In issuing the Clean Air Mercury Rule this past March, the Bush administration hoped to ease health concerns about mercury from coal-fired power plants. The White House enacted a "cap and trade" approach to reduce emissions of the element nationwide by about 20 percent in five years and 70 percent by 2018. In formulating its rule, the administration noted that power plants emit only 48 tons of the metal every year--just a small fraction of the total amount of mercury in the atmosphere. Mandating further emission cuts, it argued, would not solve the problem of human exposure to the neurotoxin.

Eleven states and four public health groups are challenging this approach, arguing that cap-and-trade does not address areas particularly vulnerable to mercury pollution. Not so, says the Environmental Protection Agency. When the cap-and-trade proposals were announced, the EPA's head of air regulations, Jeffrey Holmstead, said, "We don't think there will be any hot spots." The hot-spot standoff arises from big gaps in mercury science, according to environmental researchers, and the lack of comprehensive data on mercury deposition means that a consensus about emissions control will not likely emerge soon.

Theoretically, mercury should pref-erentially rain down in areas near to power plants. But attempts to determine the fallout have proved incomplete. For instance, the Mercury Deposition Network, which measures the metal in rainwater in many parts of the country, does not account for mercury particulates that settle dry onto vegetation, a form of deposition that could be equal to the wet variety, according to Oak Ridge National Laboratory scientist Steve Lindberg.
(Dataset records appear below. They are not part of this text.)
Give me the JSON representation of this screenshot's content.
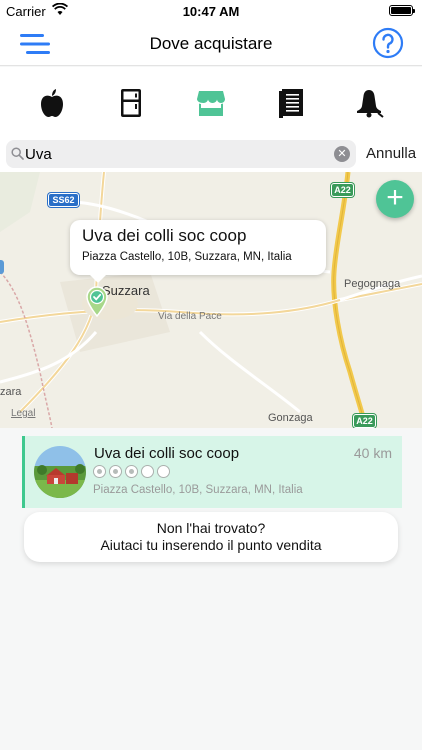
{
  "status_bar": {
    "carrier": "Carrier",
    "time": "10:47 AM"
  },
  "nav": {
    "title": "Dove acquistare"
  },
  "categories": [
    "apple-icon",
    "fridge-icon",
    "store-icon",
    "book-icon",
    "bell-icon"
  ],
  "search": {
    "value": "Uva",
    "cancel_label": "Annulla"
  },
  "map": {
    "road_labels": [
      "SS62",
      "A22",
      "A22"
    ],
    "towns": [
      "Suzzara",
      "Pegognaga",
      "Gonzaga",
      "zara"
    ],
    "street": "Via della Pace",
    "legal": "Legal",
    "callout": {
      "name": "Uva dei colli soc coop",
      "address": "Piazza Castello, 10B, Suzzara, MN, Italia"
    }
  },
  "results": [
    {
      "name": "Uva dei colli soc coop",
      "distance": "40 km",
      "address": "Piazza Castello, 10B, Suzzara, MN, Italia"
    }
  ],
  "not_found": {
    "line1": "Non l'hai trovato?",
    "line2": "Aiutaci tu inserendo il punto vendita"
  },
  "colors": {
    "accent": "#4fc496",
    "help_blue": "#2e7cf6",
    "menu_blue": "#2e7cf6"
  }
}
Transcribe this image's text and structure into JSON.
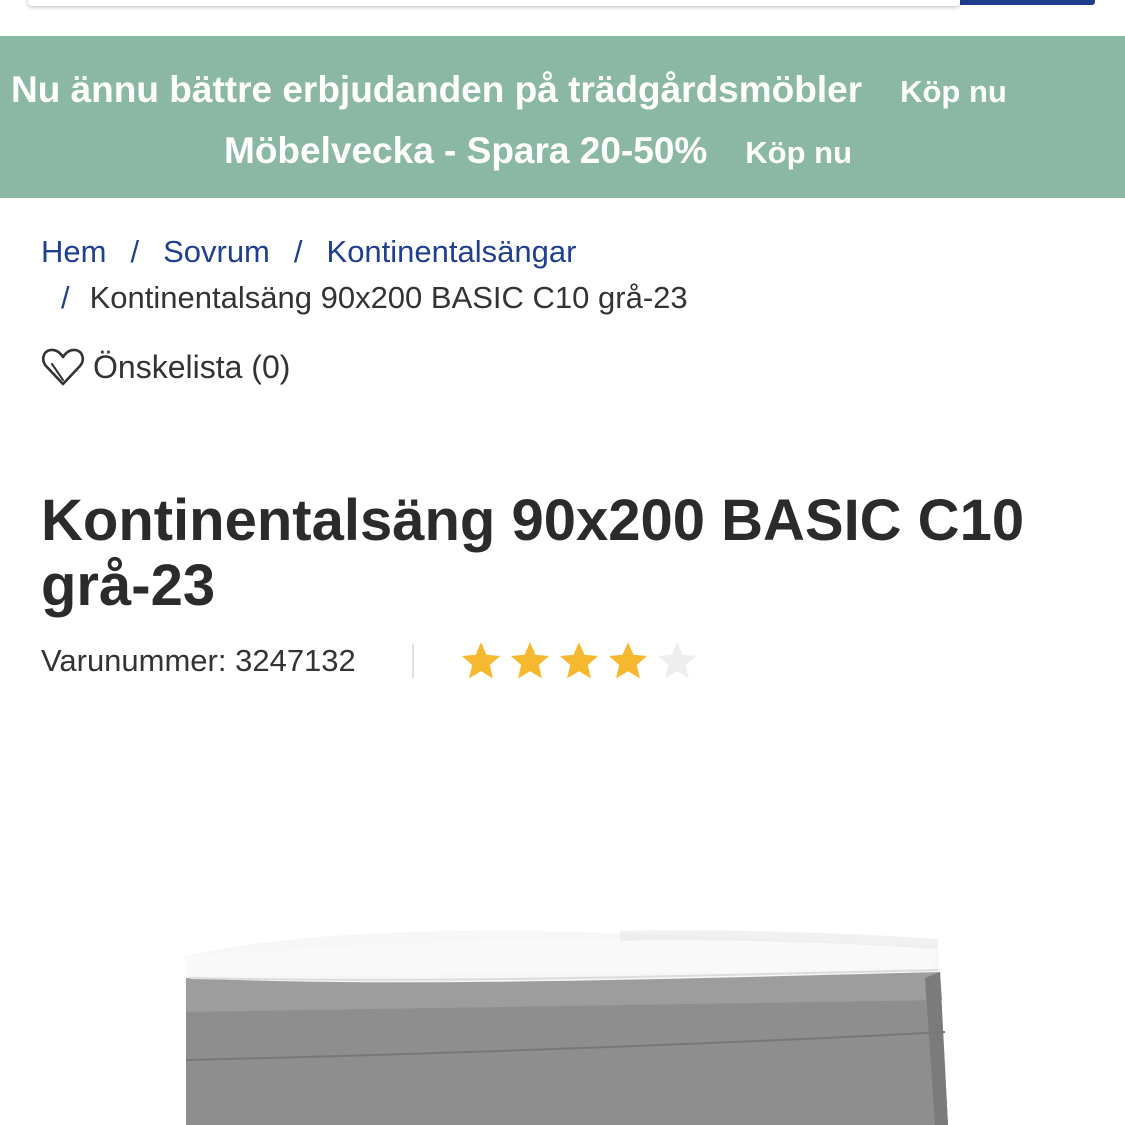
{
  "promo": {
    "line1_text": "Nu ännu bättre erbjudanden på trädgårdsmöbler",
    "line1_link": "Köp nu",
    "line2_text": "Möbelvecka - Spara 20-50%",
    "line2_link": "Köp nu",
    "background": "#8bb8a4"
  },
  "breadcrumb": {
    "items": [
      "Hem",
      "Sovrum",
      "Kontinentalsängar"
    ],
    "separator": "/",
    "current": "Kontinentalsäng 90x200 BASIC C10 grå-23"
  },
  "wishlist": {
    "label": "Önskelista (0)",
    "icon": "heart-outline-icon"
  },
  "product": {
    "title": "Kontinentalsäng 90x200 BASIC C10 grå-23",
    "sku_label": "Varunummer: 3247132",
    "rating": 4,
    "rating_max": 5,
    "star_color": "#f5b82e",
    "star_empty_color": "#eeeeee"
  },
  "colors": {
    "link": "#1f3f8f",
    "search_button": "#1e3c8c"
  }
}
And just because a region receives above-average deposition doesn't mean that it will have high levels of methyl mercury, the form that builds up in long-lived predatory fish such as trout, pike, tuna and swordfish. "The areas with the most problems may not have the highest levels of deposition," explains mercury expert David Krabbenhoft of the U.S. Geological Survey branch office in Middleton, Wis. Indeed, the Southeast has greater measured deposition than the Northeast, but both regions have serious methyl mercury problems.

A partial explanation for this dichotomy is the process by which elemental mercury becomes methyl mercury. For mercury to get methylated and enter the food web, it must be processed by bacteria that thrive on sulfate, a sulfur compound. This means that dissolved organic matter and sulfur enhance methylation, as do acidic waters such as those in the Northeast. The methylation process changes the conclusions drawn simply from examining mercury fallout. For instance, Krabbenhoft recently completed a study of New England lakes from locations near Boston and up to Maine. Mercury emissions and deposition are highest in the urban area, but methyl mercury in fish is low. The fish problems occur in Vermont and New Hampshire, where the conditions are right for methylation. "What do we want to protect?" he asks. "If it's beautiful fishing spots like these lakes, then we need to look at more than deposition."

Scientists finally understand methylation well enough to map out vulnerable areas at a national level, according to Krabbenhoft, who is currently working on such a map for the EPA. The work should, for the first time, combine deposition and vulnerability to identify unambiguous hot spots--regions where it makes the most sense to take action to limit the effects of mercury. Scientists hope that this information and other advances may resolve the hot-spot debate and demonstrate the wisdom or folly of the administration's approach to mercury regulation.